[[ EXERCISE DATA, beginning ]]

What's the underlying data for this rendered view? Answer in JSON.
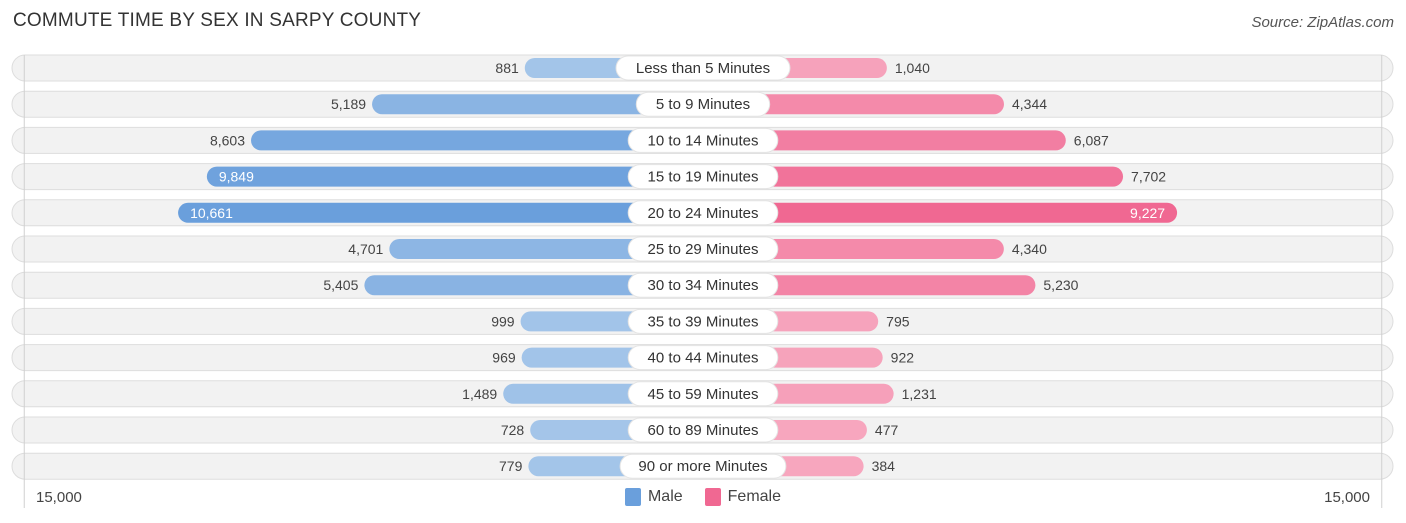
{
  "title": "COMMUTE TIME BY SEX IN SARPY COUNTY",
  "source": "Source: ZipAtlas.com",
  "colors": {
    "male_strong": "#6a9fdc",
    "male_light": "#a8c8ea",
    "female_strong": "#f06892",
    "female_light": "#f7a9c0",
    "track": "#f2f2f2",
    "track_border": "#dddddd",
    "gridline": "#d0d0d0"
  },
  "legend": [
    {
      "label": "Male",
      "color": "#6a9fdc"
    },
    {
      "label": "Female",
      "color": "#f06892"
    }
  ],
  "axis": {
    "left_label": "15,000",
    "right_label": "15,000"
  },
  "chart_data": {
    "type": "bar",
    "orientation": "horizontal-diverging",
    "title": "COMMUTE TIME BY SEX IN SARPY COUNTY",
    "xlabel": "",
    "ylabel": "",
    "xlim": [
      -15000,
      15000
    ],
    "grid": false,
    "legend_position": "bottom-center",
    "categories": [
      "Less than 5 Minutes",
      "5 to 9 Minutes",
      "10 to 14 Minutes",
      "15 to 19 Minutes",
      "20 to 24 Minutes",
      "25 to 29 Minutes",
      "30 to 34 Minutes",
      "35 to 39 Minutes",
      "40 to 44 Minutes",
      "45 to 59 Minutes",
      "60 to 89 Minutes",
      "90 or more Minutes"
    ],
    "series": [
      {
        "name": "Male",
        "side": "left",
        "values": [
          881,
          5189,
          8603,
          9849,
          10661,
          4701,
          5405,
          999,
          969,
          1489,
          728,
          779
        ],
        "labels": [
          "881",
          "5,189",
          "8,603",
          "9,849",
          "10,661",
          "4,701",
          "5,405",
          "999",
          "969",
          "1,489",
          "728",
          "779"
        ]
      },
      {
        "name": "Female",
        "side": "right",
        "values": [
          1040,
          4344,
          6087,
          7702,
          9227,
          4340,
          5230,
          795,
          922,
          1231,
          477,
          384
        ],
        "labels": [
          "1,040",
          "4,344",
          "6,087",
          "7,702",
          "9,227",
          "4,340",
          "5,230",
          "795",
          "922",
          "1,231",
          "477",
          "384"
        ]
      }
    ]
  }
}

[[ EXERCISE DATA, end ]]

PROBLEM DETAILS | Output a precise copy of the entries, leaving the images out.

WRITTEN RESPONSE |
What's the underlying data for this rendered view? Answer in JSON.
{
  "title": "COMMUTE TIME BY SEX IN SARPY COUNTY",
  "source": "Source: ZipAtlas.com",
  "colors": {
    "male_strong": "#6a9fdc",
    "male_light": "#a8c8ea",
    "female_strong": "#f06892",
    "female_light": "#f7a9c0",
    "track": "#f2f2f2",
    "track_border": "#dddddd",
    "gridline": "#d0d0d0"
  },
  "legend": [
    {
      "label": "Male",
      "color": "#6a9fdc"
    },
    {
      "label": "Female",
      "color": "#f06892"
    }
  ],
  "axis": {
    "left_label": "15,000",
    "right_label": "15,000"
  },
  "chart_data": {
    "type": "bar",
    "orientation": "horizontal-diverging",
    "title": "COMMUTE TIME BY SEX IN SARPY COUNTY",
    "xlabel": "",
    "ylabel": "",
    "xlim": [
      -15000,
      15000
    ],
    "grid": false,
    "legend_position": "bottom-center",
    "categories": [
      "Less than 5 Minutes",
      "5 to 9 Minutes",
      "10 to 14 Minutes",
      "15 to 19 Minutes",
      "20 to 24 Minutes",
      "25 to 29 Minutes",
      "30 to 34 Minutes",
      "35 to 39 Minutes",
      "40 to 44 Minutes",
      "45 to 59 Minutes",
      "60 to 89 Minutes",
      "90 or more Minutes"
    ],
    "series": [
      {
        "name": "Male",
        "side": "left",
        "values": [
          881,
          5189,
          8603,
          9849,
          10661,
          4701,
          5405,
          999,
          969,
          1489,
          728,
          779
        ],
        "labels": [
          "881",
          "5,189",
          "8,603",
          "9,849",
          "10,661",
          "4,701",
          "5,405",
          "999",
          "969",
          "1,489",
          "728",
          "779"
        ]
      },
      {
        "name": "Female",
        "side": "right",
        "values": [
          1040,
          4344,
          6087,
          7702,
          9227,
          4340,
          5230,
          795,
          922,
          1231,
          477,
          384
        ],
        "labels": [
          "1,040",
          "4,344",
          "6,087",
          "7,702",
          "9,227",
          "4,340",
          "5,230",
          "795",
          "922",
          "1,231",
          "477",
          "384"
        ]
      }
    ]
  }
}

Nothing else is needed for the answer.